Disconnected: Rural Broadband and the Business Case for Small Carriers
WASHINGTON—Today, Members of the Subcommittees on Health and Technology and Agriculture, Energy, and Trade held a joint hearing on the challenges in the current regulatory and operational environment that limit the ability of small carriers to bridge the rural digital divide.
“As our world becomes increasingly dependent on a robust telecommunications service and wireless internet, the lack of it in places like American Samoa and rural America becomes even more glaring,” said Subcommittee Chairwoman Amata Radewagen (R-AS). “As we begin to examine the current state of America’s infrastructure and take steps to improve our nation’s highways and buildings, we need to ensure that broadband is at the front and center of all infrastructure discussions.”
“Small, rural internet service providers shoulder a heavy burden deploying broadband across hundreds of miles of diverse and sparse terrain,” stated Subcommittee Chairman Rod Blum (R-IA). “The significant investment required to deploy, maintain, update, and continually service these high-cost, rural areas should not be taken lightly.”
Bridging the Digital Divide
In an ever-changing technological era, the ability to provide high-quality and potentially life-saving broadband to rural Americans is key to putting America first. Earlier this year, President Trump created the Interagency Task Force on Agriculture and Rural Prosperity that presented a report focused on e-connectivity in rural America. The report cites that access to broadband, “is not simply an amenity—it has become essential.”
“With respect to many parts of rural America, the four nationwide providers tend to focus coverage only on towns and major highways, and place sparsely populated areas at the very bottom of their network upgrade list,” said Erin Fitzgerald, Regulatory Counsel at the Rural Wireless Association, Inc. in Washington, DC. “In contrast, rural-based providers tend to prioritize and value customer experience when it comes to network coverage by making every effort to provide robust coverage throughout all parts of their service area`, even outside of towns and miles from public roads.

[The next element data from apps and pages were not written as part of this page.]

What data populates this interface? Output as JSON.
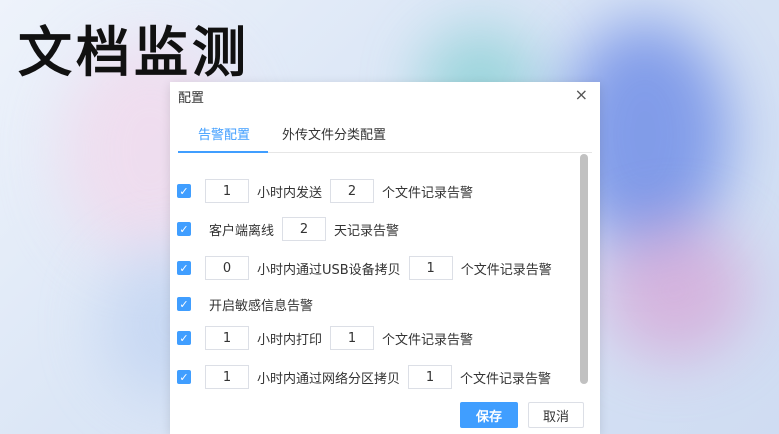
{
  "page_title": "文档监测",
  "dialog": {
    "title": "配置",
    "close_glyph": "×",
    "tabs": [
      {
        "label": "告警配置",
        "active": true
      },
      {
        "label": "外传文件分类配置",
        "active": false
      }
    ],
    "rules": [
      {
        "checked": true,
        "value1": "1",
        "text1": "小时内发送",
        "value2": "2",
        "text2": "个文件记录告警"
      },
      {
        "checked": true,
        "text1": "客户端离线",
        "value1": "2",
        "text2": "天记录告警"
      },
      {
        "checked": true,
        "value1": "0",
        "text1": "小时内通过USB设备拷贝",
        "value2": "1",
        "text2": "个文件记录告警"
      },
      {
        "checked": true,
        "text1": "开启敏感信息告警"
      },
      {
        "checked": true,
        "value1": "1",
        "text1": "小时内打印",
        "value2": "1",
        "text2": "个文件记录告警"
      },
      {
        "checked": true,
        "value1": "1",
        "text1": "小时内通过网络分区拷贝",
        "value2": "1",
        "text2": "个文件记录告警"
      }
    ],
    "save_label": "保存",
    "cancel_label": "取消"
  },
  "colors": {
    "accent": "#409eff"
  }
}
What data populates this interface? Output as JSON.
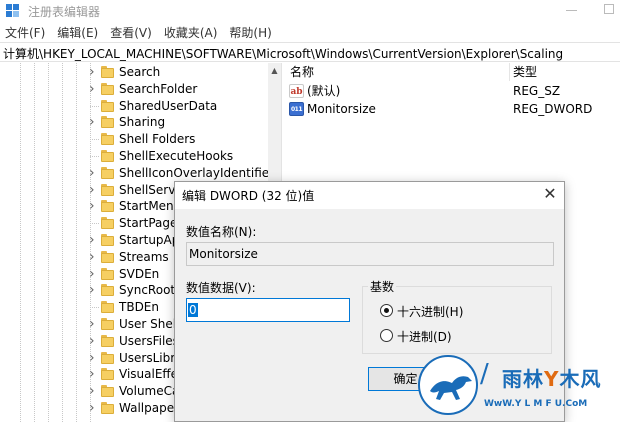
{
  "window": {
    "title": "注册表编辑器"
  },
  "menubar": {
    "items": [
      "文件(F)",
      "编辑(E)",
      "查看(V)",
      "收藏夹(A)",
      "帮助(H)"
    ]
  },
  "address": {
    "path": "计算机\\HKEY_LOCAL_MACHINE\\SOFTWARE\\Microsoft\\Windows\\CurrentVersion\\Explorer\\Scaling"
  },
  "tree": {
    "items": [
      {
        "label": "Search",
        "expandable": true
      },
      {
        "label": "SearchFolder",
        "expandable": true
      },
      {
        "label": "SharedUserData",
        "expandable": false
      },
      {
        "label": "Sharing",
        "expandable": true
      },
      {
        "label": "Shell Folders",
        "expandable": false
      },
      {
        "label": "ShellExecuteHooks",
        "expandable": false
      },
      {
        "label": "ShellIconOverlayIdentifier",
        "expandable": true
      },
      {
        "label": "ShellServi",
        "expandable": true
      },
      {
        "label": "StartMenu",
        "expandable": true
      },
      {
        "label": "StartPage",
        "expandable": false
      },
      {
        "label": "StartupAp",
        "expandable": true
      },
      {
        "label": "Streams",
        "expandable": true
      },
      {
        "label": "SVDEn",
        "expandable": true
      },
      {
        "label": "SyncRoot",
        "expandable": true
      },
      {
        "label": "TBDEn",
        "expandable": false
      },
      {
        "label": "User Shell",
        "expandable": true
      },
      {
        "label": "UsersFiles",
        "expandable": true
      },
      {
        "label": "UsersLibra",
        "expandable": true
      },
      {
        "label": "VisualEffe",
        "expandable": true
      },
      {
        "label": "VolumeCa",
        "expandable": true
      },
      {
        "label": "Wallpapers",
        "expandable": true
      }
    ]
  },
  "list": {
    "columns": {
      "name": "名称",
      "type": "类型"
    },
    "rows": [
      {
        "icon": "string-value-icon",
        "name": "(默认)",
        "type": "REG_SZ"
      },
      {
        "icon": "dword-value-icon",
        "name": "Monitorsize",
        "type": "REG_DWORD"
      }
    ]
  },
  "dialog": {
    "title": "编辑 DWORD (32 位)值",
    "name_label": "数值名称(N):",
    "name_value": "Monitorsize",
    "data_label": "数值数据(V):",
    "data_value": "0",
    "base_label": "基数",
    "radio_hex": "十六进制(H)",
    "radio_dec": "十进制(D)",
    "selected_base": "hex",
    "ok_label": "确定"
  },
  "watermark": {
    "brand_a": "雨林",
    "brand_b": "木风",
    "url": "WwW.Y L M F U.CoM"
  },
  "colors": {
    "accent": "#0078d7",
    "folder": "#f6cf62",
    "watermark_blue": "#1a6cb8"
  }
}
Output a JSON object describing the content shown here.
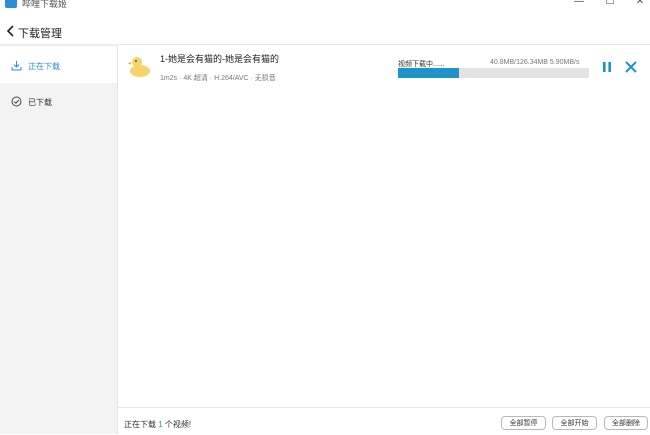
{
  "app": {
    "title": "哔哩下载姬"
  },
  "window_controls": {
    "minimize": "—",
    "maximize": "☐",
    "close": "✕"
  },
  "header": {
    "title": "下载管理"
  },
  "sidebar": {
    "items": [
      {
        "label": "正在下载",
        "icon": "download-icon",
        "active": true
      },
      {
        "label": "已下载",
        "icon": "check-circle-icon",
        "active": false
      }
    ]
  },
  "download": {
    "title": "1-她是会有猫的-她是会有猫的",
    "meta": "1m2s · 4K 超清 · H.264/AVC · 无损音",
    "status": "视频下载中......",
    "stats": "40.8MB/126.34MB 5.90MB/s",
    "progress": 0.32,
    "accent": "#1e93c9"
  },
  "footer": {
    "prefix": "正在下载 ",
    "count": "1",
    "suffix": " 个视频!",
    "pause_all": "全部暂停",
    "start_all": "全部开始",
    "delete_all": "全部删除"
  }
}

“Currently, however, providers must navigate a regulatory maze to gain approval to serve their communities, facing significant application review delays and burdensome, unforeseen fees while working through the federal, state, and local siting processes,” implored Tim Donovan, Senior Vice President for Legislative Affairs at the Competitive Carriers Institute in Washington, DC. “Just last week twenty-four non-nationwide CEOs and senior executives from CCA member companies joined together to urge the FCC to streamline infrastructure policies by providing regulatory certainty around siting processes, timelines, and fees to deploy and upgrade mobile broadband services.”
“Small rural internet service providers are key to building the rural broadband infrastructure,” stated Paul Carliner, Co-Founder of Bloosurf, LLC., in Salisbury, MD. “When it comes to providing high speed internet service in rural communities, we know from experience that one size does not fit all. Every rural community is different.
“These small businesses are hard at work, under tough circumstances, bringing advanced communications services to areas where there are few people and little financial reward. They do this so their communities don’t fall on the wrong side of the digital divide; they want them to be active participants in this digital era and global economy,” said Derrick Owns, Senior Vice President of Government and Industry Affairs at WTA-Advocates for Rural Broadband in Washington, DC. “It is encouraging to see policymakers devote an increased level of attention to rural broadband over the past several years.”
Access to rural broadband spurs job growth and job creation. Improving access to education, health services, and innovation in the agritech sector are all dependent on the ability to transmit data and communicate information quickly, efficiently, and at a low cost.